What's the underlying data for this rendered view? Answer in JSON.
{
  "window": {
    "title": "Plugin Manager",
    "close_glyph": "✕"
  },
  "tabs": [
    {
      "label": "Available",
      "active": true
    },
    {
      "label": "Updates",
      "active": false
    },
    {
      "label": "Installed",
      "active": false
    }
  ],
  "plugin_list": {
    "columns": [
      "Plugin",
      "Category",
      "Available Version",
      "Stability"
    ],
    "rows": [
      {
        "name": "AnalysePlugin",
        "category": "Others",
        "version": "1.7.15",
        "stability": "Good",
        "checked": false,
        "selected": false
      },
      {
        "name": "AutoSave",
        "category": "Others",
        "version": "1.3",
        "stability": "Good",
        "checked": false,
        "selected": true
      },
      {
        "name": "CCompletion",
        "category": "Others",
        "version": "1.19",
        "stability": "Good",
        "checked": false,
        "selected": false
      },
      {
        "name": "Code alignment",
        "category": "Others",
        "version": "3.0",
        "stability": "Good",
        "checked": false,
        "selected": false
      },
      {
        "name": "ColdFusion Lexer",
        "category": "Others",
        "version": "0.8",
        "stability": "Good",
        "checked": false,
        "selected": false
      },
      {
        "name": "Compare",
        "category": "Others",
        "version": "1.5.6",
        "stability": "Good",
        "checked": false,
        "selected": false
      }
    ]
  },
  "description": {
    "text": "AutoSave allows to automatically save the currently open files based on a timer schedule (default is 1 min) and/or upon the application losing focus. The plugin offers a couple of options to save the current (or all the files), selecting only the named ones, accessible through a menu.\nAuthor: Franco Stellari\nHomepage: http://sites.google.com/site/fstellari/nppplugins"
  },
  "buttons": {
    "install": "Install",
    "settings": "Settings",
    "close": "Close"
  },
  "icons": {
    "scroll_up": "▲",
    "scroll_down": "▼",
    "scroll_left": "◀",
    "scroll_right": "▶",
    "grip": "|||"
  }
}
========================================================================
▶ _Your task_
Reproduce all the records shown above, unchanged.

▶ _Response for this exercise_
What's the underlying data for this rendered view? Answer in JSON.
{
  "window": {
    "title": "Plugin Manager",
    "close_glyph": "✕"
  },
  "tabs": [
    {
      "label": "Available",
      "active": true
    },
    {
      "label": "Updates",
      "active": false
    },
    {
      "label": "Installed",
      "active": false
    }
  ],
  "plugin_list": {
    "columns": [
      "Plugin",
      "Category",
      "Available Version",
      "Stability"
    ],
    "rows": [
      {
        "name": "AnalysePlugin",
        "category": "Others",
        "version": "1.7.15",
        "stability": "Good",
        "checked": false,
        "selected": false
      },
      {
        "name": "AutoSave",
        "category": "Others",
        "version": "1.3",
        "stability": "Good",
        "checked": false,
        "selected": true
      },
      {
        "name": "CCompletion",
        "category": "Others",
        "version": "1.19",
        "stability": "Good",
        "checked": false,
        "selected": false
      },
      {
        "name": "Code alignment",
        "category": "Others",
        "version": "3.0",
        "stability": "Good",
        "checked": false,
        "selected": false
      },
      {
        "name": "ColdFusion Lexer",
        "category": "Others",
        "version": "0.8",
        "stability": "Good",
        "checked": false,
        "selected": false
      },
      {
        "name": "Compare",
        "category": "Others",
        "version": "1.5.6",
        "stability": "Good",
        "checked": false,
        "selected": false
      }
    ]
  },
  "description": {
    "text": "AutoSave allows to automatically save the currently open files based on a timer schedule (default is 1 min) and/or upon the application losing focus. The plugin offers a couple of options to save the current (or all the files), selecting only the named ones, accessible through a menu.\nAuthor: Franco Stellari\nHomepage: http://sites.google.com/site/fstellari/nppplugins"
  },
  "buttons": {
    "install": "Install",
    "settings": "Settings",
    "close": "Close"
  },
  "icons": {
    "scroll_up": "▲",
    "scroll_down": "▼",
    "scroll_left": "◀",
    "scroll_right": "▶",
    "grip": "|||"
  }
}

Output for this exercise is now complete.